Skip to main content

‘In SEND, it ain’t what you spend, it’s the way that you spend it’

The impact of cuts on inclusion is disgraceful, but even a blank cheque would make little difference without a radical change in attitudes, argues Nancy Gedge

Magazine article image

When my son started school in 2005, I was concerned, as were my teaching colleagues, that there should be enough money in his Statement (as it was then). Like many, I equated special educational needs and disability (SEND) provision with money – and this connection is still strong in the common mind. Blame for the rise in exclusions, as well as the lack of school places and support for the most vulnerable of students, can be laid at the door of a funding shortfall.

Of course, not having enough money in the pot to pay for the right kind of specialist support at the right time is, indeed, a ...

Subscribe to get access to the content on this page.

If you are already a Tes/ Tes Scotland subscriber please log in with your username or email address to get full access to our back issues, CPD library and membership plus page.

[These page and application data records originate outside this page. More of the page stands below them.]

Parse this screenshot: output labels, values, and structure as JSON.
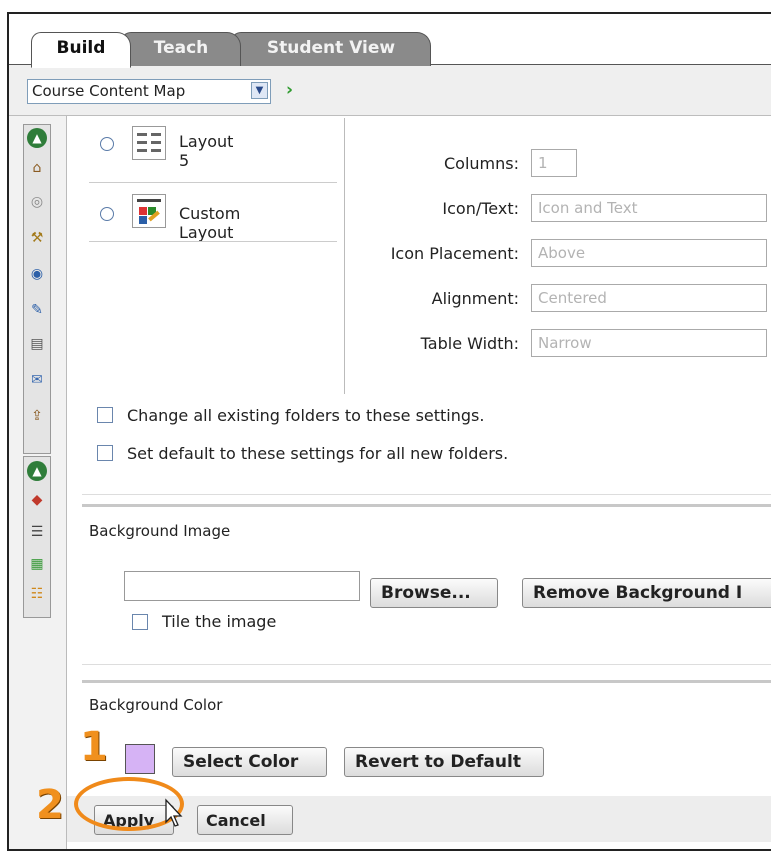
{
  "tabs": [
    {
      "label": "Build",
      "active": true
    },
    {
      "label": "Teach",
      "active": false
    },
    {
      "label": "Student View",
      "active": false
    }
  ],
  "coursemap": {
    "selected": "Course Content Map",
    "go_icon": "green-chevron-right"
  },
  "layouts": [
    {
      "label": "Layout 5",
      "icon": "layout-grid-icon"
    },
    {
      "label": "Custom Layout",
      "icon": "custom-layout-icon"
    }
  ],
  "settings": {
    "columns_label": "Columns:",
    "columns_value": "1",
    "icontext_label": "Icon/Text:",
    "icontext_value": "Icon and Text",
    "placement_label": "Icon Placement:",
    "placement_value": "Above",
    "alignment_label": "Alignment:",
    "alignment_value": "Centered",
    "width_label": "Table Width:",
    "width_value": "Narrow"
  },
  "checkboxes": {
    "change_all": "Change all existing folders to these settings.",
    "set_default": "Set default to these settings for all new folders."
  },
  "background_image": {
    "title": "Background Image",
    "path_value": "",
    "browse_label": "Browse...",
    "remove_label": "Remove Background I",
    "tile_label": "Tile the image"
  },
  "background_color": {
    "title": "Background Color",
    "swatch_color": "#d6b3f5",
    "select_label": "Select Color",
    "revert_label": "Revert to Default"
  },
  "actions": {
    "apply_label": "Apply",
    "cancel_label": "Cancel"
  },
  "annotations": {
    "step1": "1",
    "step2": "2",
    "highlight_color": "#f08a1a"
  }
}
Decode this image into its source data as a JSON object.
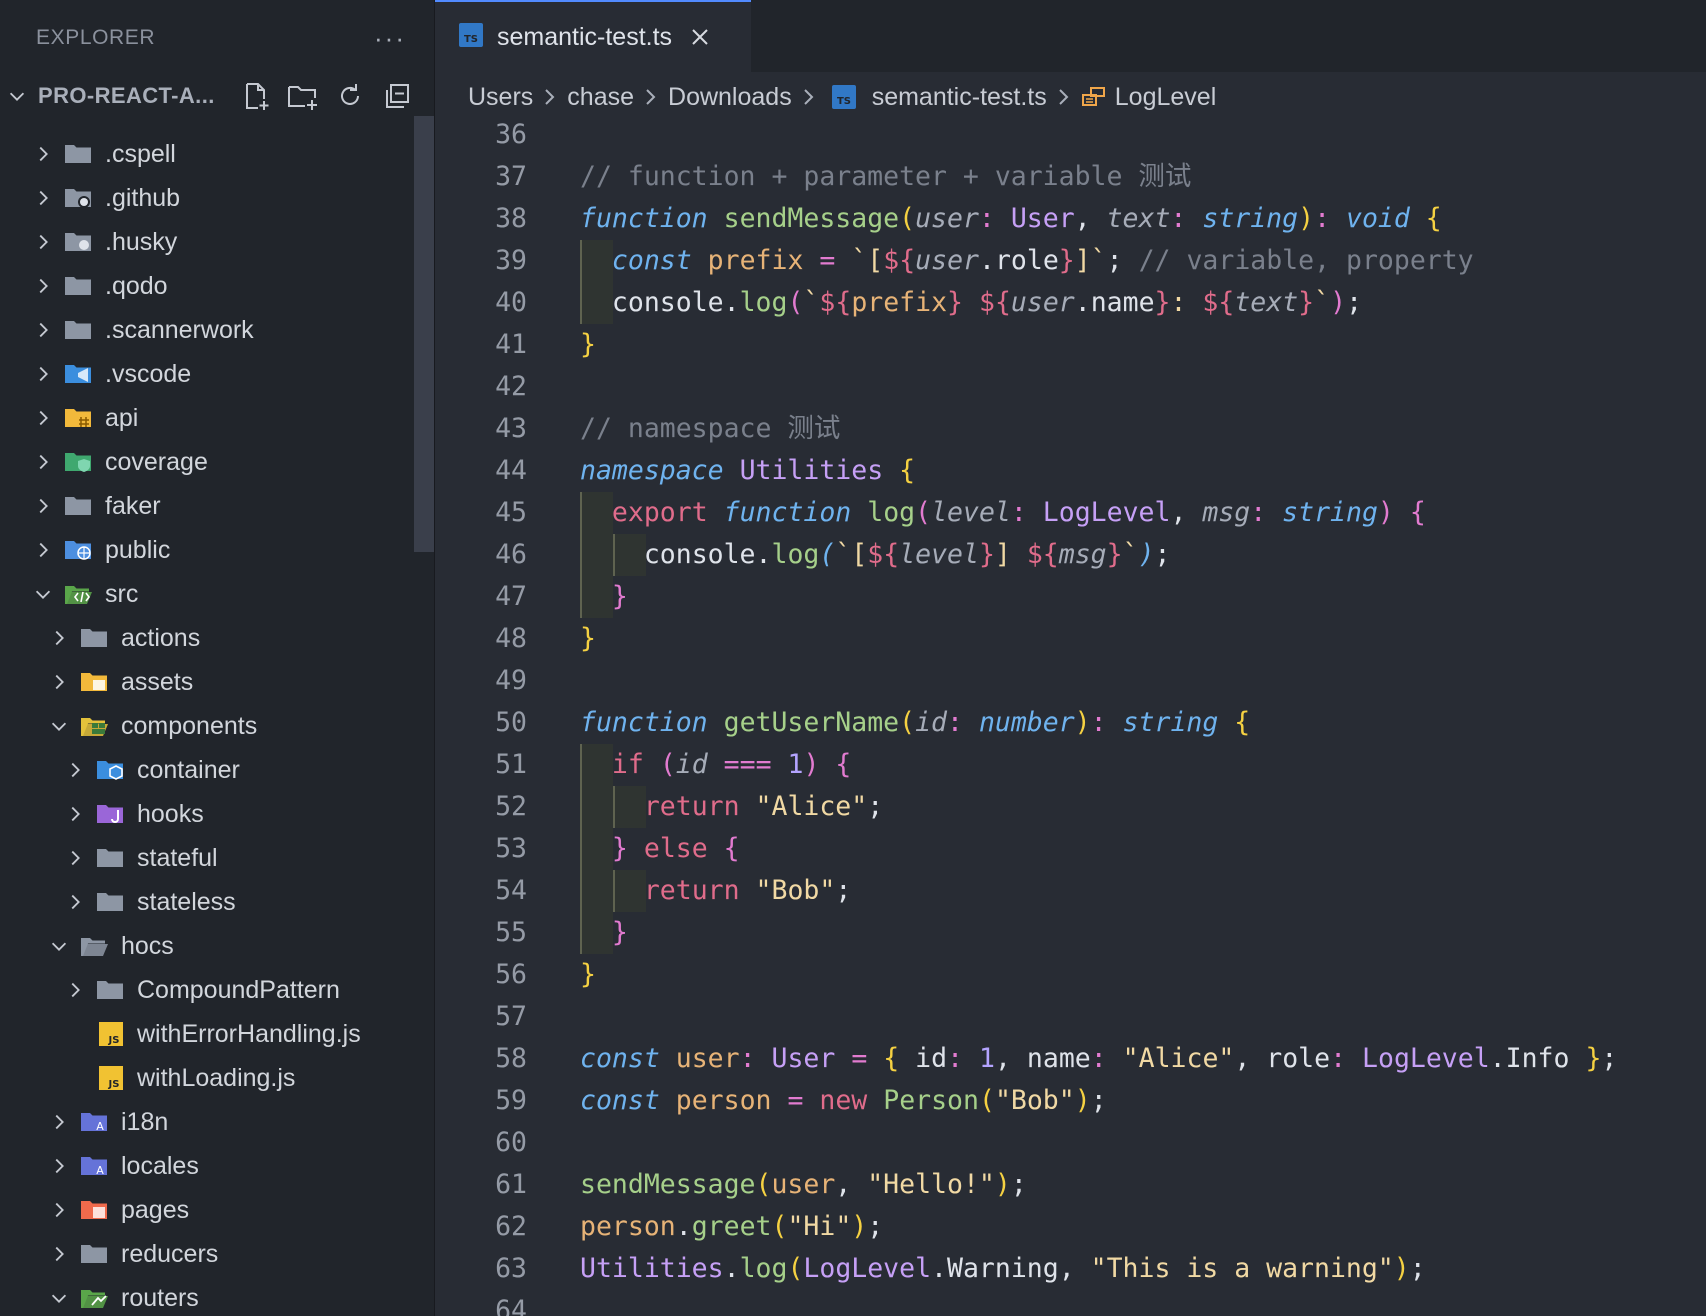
{
  "sidebar": {
    "title": "EXPLORER",
    "more": "···",
    "project": "PRO-REACT-A...",
    "items": [
      {
        "label": ".cspell",
        "depth": 0,
        "expanded": false,
        "icon": "folder-icon",
        "color": "#8d96a4"
      },
      {
        "label": ".github",
        "depth": 0,
        "expanded": false,
        "icon": "github-folder-icon",
        "color": "#8d96a4"
      },
      {
        "label": ".husky",
        "depth": 0,
        "expanded": false,
        "icon": "husky-folder-icon",
        "color": "#8d96a4"
      },
      {
        "label": ".qodo",
        "depth": 0,
        "expanded": false,
        "icon": "folder-icon",
        "color": "#8d96a4"
      },
      {
        "label": ".scannerwork",
        "depth": 0,
        "expanded": false,
        "icon": "folder-icon",
        "color": "#8d96a4"
      },
      {
        "label": ".vscode",
        "depth": 0,
        "expanded": false,
        "icon": "vscode-folder-icon",
        "color": "#3b8ede"
      },
      {
        "label": "api",
        "depth": 0,
        "expanded": false,
        "icon": "api-folder-icon",
        "color": "#f2b93b"
      },
      {
        "label": "coverage",
        "depth": 0,
        "expanded": false,
        "icon": "coverage-folder-icon",
        "color": "#3fa86f"
      },
      {
        "label": "faker",
        "depth": 0,
        "expanded": false,
        "icon": "folder-icon",
        "color": "#8d96a4"
      },
      {
        "label": "public",
        "depth": 0,
        "expanded": false,
        "icon": "public-folder-icon",
        "color": "#4d8fe0"
      },
      {
        "label": "src",
        "depth": 0,
        "expanded": true,
        "icon": "src-folder-icon",
        "color": "#5aa64a"
      },
      {
        "label": "actions",
        "depth": 1,
        "expanded": false,
        "icon": "folder-icon",
        "color": "#8d96a4"
      },
      {
        "label": "assets",
        "depth": 1,
        "expanded": false,
        "icon": "assets-folder-icon",
        "color": "#f2b93b"
      },
      {
        "label": "components",
        "depth": 1,
        "expanded": true,
        "icon": "components-folder-icon",
        "color": "#e3c13b"
      },
      {
        "label": "container",
        "depth": 2,
        "expanded": false,
        "icon": "container-folder-icon",
        "color": "#3b8ede"
      },
      {
        "label": "hooks",
        "depth": 2,
        "expanded": false,
        "icon": "hooks-folder-icon",
        "color": "#9a66d8"
      },
      {
        "label": "stateful",
        "depth": 2,
        "expanded": false,
        "icon": "folder-icon",
        "color": "#8d96a4"
      },
      {
        "label": "stateless",
        "depth": 2,
        "expanded": false,
        "icon": "folder-icon",
        "color": "#8d96a4"
      },
      {
        "label": "hocs",
        "depth": 1,
        "expanded": true,
        "icon": "folder-open-icon",
        "color": "#8d96a4"
      },
      {
        "label": "CompoundPattern",
        "depth": 2,
        "expanded": false,
        "icon": "folder-icon",
        "color": "#8d96a4"
      },
      {
        "label": "withErrorHandling.js",
        "depth": 2,
        "file": true,
        "icon": "js-file-icon",
        "color": "#f1c232"
      },
      {
        "label": "withLoading.js",
        "depth": 2,
        "file": true,
        "icon": "js-file-icon",
        "color": "#f1c232"
      },
      {
        "label": "i18n",
        "depth": 1,
        "expanded": false,
        "icon": "i18n-folder-icon",
        "color": "#6573d8"
      },
      {
        "label": "locales",
        "depth": 1,
        "expanded": false,
        "icon": "locales-folder-icon",
        "color": "#6573d8"
      },
      {
        "label": "pages",
        "depth": 1,
        "expanded": false,
        "icon": "pages-folder-icon",
        "color": "#ef6a4c"
      },
      {
        "label": "reducers",
        "depth": 1,
        "expanded": false,
        "icon": "folder-icon",
        "color": "#8d96a4"
      },
      {
        "label": "routers",
        "depth": 1,
        "expanded": true,
        "icon": "routers-folder-icon",
        "color": "#5aa64a"
      }
    ]
  },
  "tab": {
    "label": "semantic-test.ts",
    "badge": "TS"
  },
  "breadcrumbs": {
    "parts": [
      "Users",
      "chase",
      "Downloads"
    ],
    "file": "semantic-test.ts",
    "file_badge": "TS",
    "symbol": "LogLevel"
  },
  "code": {
    "first_line": 36,
    "lines": [
      [],
      [
        [
          "c",
          "// function + parameter + variable 测试"
        ]
      ],
      [
        [
          "k",
          "function"
        ],
        [
          "pl",
          " "
        ],
        [
          "f",
          "sendMessage"
        ],
        [
          "y",
          "("
        ],
        [
          "p",
          "user"
        ],
        [
          "o",
          ":"
        ],
        [
          "pl",
          " "
        ],
        [
          "t",
          "User"
        ],
        [
          "pl",
          ", "
        ],
        [
          "p",
          "text"
        ],
        [
          "o",
          ":"
        ],
        [
          "pl",
          " "
        ],
        [
          "k",
          "string"
        ],
        [
          "y",
          ")"
        ],
        [
          "o",
          ":"
        ],
        [
          "pl",
          " "
        ],
        [
          "k",
          "void"
        ],
        [
          "pl",
          " "
        ],
        [
          "y",
          "{"
        ]
      ],
      [
        [
          "pl",
          "  "
        ],
        [
          "k",
          "const"
        ],
        [
          "pl",
          " "
        ],
        [
          "v",
          "prefix"
        ],
        [
          "pl",
          " "
        ],
        [
          "o",
          "="
        ],
        [
          "pl",
          " "
        ],
        [
          "s",
          "`["
        ],
        [
          "r",
          "${"
        ],
        [
          "p",
          "user"
        ],
        [
          "pl",
          "."
        ],
        [
          "pl",
          "role"
        ],
        [
          "r",
          "}"
        ],
        [
          "s",
          "]`"
        ],
        [
          "pl",
          "; "
        ],
        [
          "c",
          "// variable, property"
        ]
      ],
      [
        [
          "pl",
          "  "
        ],
        [
          "pl",
          "console"
        ],
        [
          "pl",
          "."
        ],
        [
          "f",
          "log"
        ],
        [
          "o",
          "("
        ],
        [
          "s",
          "`"
        ],
        [
          "r",
          "${"
        ],
        [
          "v",
          "prefix"
        ],
        [
          "r",
          "}"
        ],
        [
          "s",
          " "
        ],
        [
          "r",
          "${"
        ],
        [
          "p",
          "user"
        ],
        [
          "pl",
          "."
        ],
        [
          "pl",
          "name"
        ],
        [
          "r",
          "}"
        ],
        [
          "s",
          ": "
        ],
        [
          "r",
          "${"
        ],
        [
          "p",
          "text"
        ],
        [
          "r",
          "}"
        ],
        [
          "s",
          "`"
        ],
        [
          "o",
          ")"
        ],
        [
          "pl",
          ";"
        ]
      ],
      [
        [
          "y",
          "}"
        ]
      ],
      [],
      [
        [
          "c",
          "// namespace 测试"
        ]
      ],
      [
        [
          "k",
          "namespace"
        ],
        [
          "pl",
          " "
        ],
        [
          "t",
          "Utilities"
        ],
        [
          "pl",
          " "
        ],
        [
          "y",
          "{"
        ]
      ],
      [
        [
          "pl",
          "  "
        ],
        [
          "r",
          "export"
        ],
        [
          "pl",
          " "
        ],
        [
          "k",
          "function"
        ],
        [
          "pl",
          " "
        ],
        [
          "f",
          "log"
        ],
        [
          "o",
          "("
        ],
        [
          "p",
          "level"
        ],
        [
          "o",
          ":"
        ],
        [
          "pl",
          " "
        ],
        [
          "t",
          "LogLevel"
        ],
        [
          "pl",
          ", "
        ],
        [
          "p",
          "msg"
        ],
        [
          "o",
          ":"
        ],
        [
          "pl",
          " "
        ],
        [
          "k",
          "string"
        ],
        [
          "o",
          ")"
        ],
        [
          "pl",
          " "
        ],
        [
          "o",
          "{"
        ]
      ],
      [
        [
          "pl",
          "    "
        ],
        [
          "pl",
          "console"
        ],
        [
          "pl",
          "."
        ],
        [
          "f",
          "log"
        ],
        [
          "k",
          "("
        ],
        [
          "s",
          "`["
        ],
        [
          "r",
          "${"
        ],
        [
          "p",
          "level"
        ],
        [
          "r",
          "}"
        ],
        [
          "s",
          "] "
        ],
        [
          "r",
          "${"
        ],
        [
          "p",
          "msg"
        ],
        [
          "r",
          "}"
        ],
        [
          "s",
          "`"
        ],
        [
          "k",
          ")"
        ],
        [
          "pl",
          ";"
        ]
      ],
      [
        [
          "pl",
          "  "
        ],
        [
          "o",
          "}"
        ]
      ],
      [
        [
          "y",
          "}"
        ]
      ],
      [],
      [
        [
          "k",
          "function"
        ],
        [
          "pl",
          " "
        ],
        [
          "f",
          "getUserName"
        ],
        [
          "y",
          "("
        ],
        [
          "p",
          "id"
        ],
        [
          "o",
          ":"
        ],
        [
          "pl",
          " "
        ],
        [
          "k",
          "number"
        ],
        [
          "y",
          ")"
        ],
        [
          "o",
          ":"
        ],
        [
          "pl",
          " "
        ],
        [
          "k",
          "string"
        ],
        [
          "pl",
          " "
        ],
        [
          "y",
          "{"
        ]
      ],
      [
        [
          "pl",
          "  "
        ],
        [
          "r",
          "if"
        ],
        [
          "pl",
          " "
        ],
        [
          "o",
          "("
        ],
        [
          "p",
          "id"
        ],
        [
          "pl",
          " "
        ],
        [
          "o",
          "==="
        ],
        [
          "pl",
          " "
        ],
        [
          "n",
          "1"
        ],
        [
          "o",
          ")"
        ],
        [
          "pl",
          " "
        ],
        [
          "o",
          "{"
        ]
      ],
      [
        [
          "pl",
          "    "
        ],
        [
          "r",
          "return"
        ],
        [
          "pl",
          " "
        ],
        [
          "s",
          "\"Alice\""
        ],
        [
          "pl",
          ";"
        ]
      ],
      [
        [
          "pl",
          "  "
        ],
        [
          "o",
          "}"
        ],
        [
          "pl",
          " "
        ],
        [
          "r",
          "else"
        ],
        [
          "pl",
          " "
        ],
        [
          "o",
          "{"
        ]
      ],
      [
        [
          "pl",
          "    "
        ],
        [
          "r",
          "return"
        ],
        [
          "pl",
          " "
        ],
        [
          "s",
          "\"Bob\""
        ],
        [
          "pl",
          ";"
        ]
      ],
      [
        [
          "pl",
          "  "
        ],
        [
          "o",
          "}"
        ]
      ],
      [
        [
          "y",
          "}"
        ]
      ],
      [],
      [
        [
          "k",
          "const"
        ],
        [
          "pl",
          " "
        ],
        [
          "v",
          "user"
        ],
        [
          "o",
          ":"
        ],
        [
          "pl",
          " "
        ],
        [
          "t",
          "User"
        ],
        [
          "pl",
          " "
        ],
        [
          "o",
          "="
        ],
        [
          "pl",
          " "
        ],
        [
          "y",
          "{"
        ],
        [
          "pl",
          " id"
        ],
        [
          "o",
          ":"
        ],
        [
          "pl",
          " "
        ],
        [
          "n",
          "1"
        ],
        [
          "pl",
          ", name"
        ],
        [
          "o",
          ":"
        ],
        [
          "pl",
          " "
        ],
        [
          "s",
          "\"Alice\""
        ],
        [
          "pl",
          ", role"
        ],
        [
          "o",
          ":"
        ],
        [
          "pl",
          " "
        ],
        [
          "t",
          "LogLevel"
        ],
        [
          "pl",
          "."
        ],
        [
          "pl",
          "Info"
        ],
        [
          "pl",
          " "
        ],
        [
          "y",
          "}"
        ],
        [
          "pl",
          ";"
        ]
      ],
      [
        [
          "k",
          "const"
        ],
        [
          "pl",
          " "
        ],
        [
          "v",
          "person"
        ],
        [
          "pl",
          " "
        ],
        [
          "o",
          "="
        ],
        [
          "pl",
          " "
        ],
        [
          "r",
          "new"
        ],
        [
          "pl",
          " "
        ],
        [
          "f",
          "Person"
        ],
        [
          "y",
          "("
        ],
        [
          "s",
          "\"Bob\""
        ],
        [
          "y",
          ")"
        ],
        [
          "pl",
          ";"
        ]
      ],
      [],
      [
        [
          "f",
          "sendMessage"
        ],
        [
          "y",
          "("
        ],
        [
          "v",
          "user"
        ],
        [
          "pl",
          ", "
        ],
        [
          "s",
          "\"Hello!\""
        ],
        [
          "y",
          ")"
        ],
        [
          "pl",
          ";"
        ]
      ],
      [
        [
          "v",
          "person"
        ],
        [
          "pl",
          "."
        ],
        [
          "f",
          "greet"
        ],
        [
          "y",
          "("
        ],
        [
          "s",
          "\"Hi\""
        ],
        [
          "y",
          ")"
        ],
        [
          "pl",
          ";"
        ]
      ],
      [
        [
          "t",
          "Utilities"
        ],
        [
          "pl",
          "."
        ],
        [
          "f",
          "log"
        ],
        [
          "y",
          "("
        ],
        [
          "t",
          "LogLevel"
        ],
        [
          "pl",
          "."
        ],
        [
          "pl",
          "Warning"
        ],
        [
          "pl",
          ", "
        ],
        [
          "s",
          "\"This is a warning\""
        ],
        [
          "y",
          ")"
        ],
        [
          "pl",
          ";"
        ]
      ],
      []
    ]
  }
}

Not a subscriber? Find out more about our subscription offers.

Subscribe now